Task instructions
Write the records out again. Match them exactly.
################
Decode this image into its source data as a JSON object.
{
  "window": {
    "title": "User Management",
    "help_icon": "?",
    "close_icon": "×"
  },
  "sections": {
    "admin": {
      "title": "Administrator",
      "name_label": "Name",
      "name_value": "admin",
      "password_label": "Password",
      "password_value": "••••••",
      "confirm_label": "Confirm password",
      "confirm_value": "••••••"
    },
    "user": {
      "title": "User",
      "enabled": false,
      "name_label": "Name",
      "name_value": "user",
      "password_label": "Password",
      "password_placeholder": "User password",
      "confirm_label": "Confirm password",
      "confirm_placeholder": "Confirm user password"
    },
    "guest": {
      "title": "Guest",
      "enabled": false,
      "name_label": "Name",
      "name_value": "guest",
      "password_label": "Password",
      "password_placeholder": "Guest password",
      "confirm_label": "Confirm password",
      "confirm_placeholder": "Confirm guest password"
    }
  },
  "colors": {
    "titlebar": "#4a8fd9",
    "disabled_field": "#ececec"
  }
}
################
Result for this exercise
Decode this image into its source data as a JSON object.
{
  "window": {
    "title": "User Management",
    "help_icon": "?",
    "close_icon": "×"
  },
  "sections": {
    "admin": {
      "title": "Administrator",
      "name_label": "Name",
      "name_value": "admin",
      "password_label": "Password",
      "password_value": "••••••",
      "confirm_label": "Confirm password",
      "confirm_value": "••••••"
    },
    "user": {
      "title": "User",
      "enabled": false,
      "name_label": "Name",
      "name_value": "user",
      "password_label": "Password",
      "password_placeholder": "User password",
      "confirm_label": "Confirm password",
      "confirm_placeholder": "Confirm user password"
    },
    "guest": {
      "title": "Guest",
      "enabled": false,
      "name_label": "Name",
      "name_value": "guest",
      "password_label": "Password",
      "password_placeholder": "Guest password",
      "confirm_label": "Confirm password",
      "confirm_placeholder": "Confirm guest password"
    }
  },
  "colors": {
    "titlebar": "#4a8fd9",
    "disabled_field": "#ececec"
  }
}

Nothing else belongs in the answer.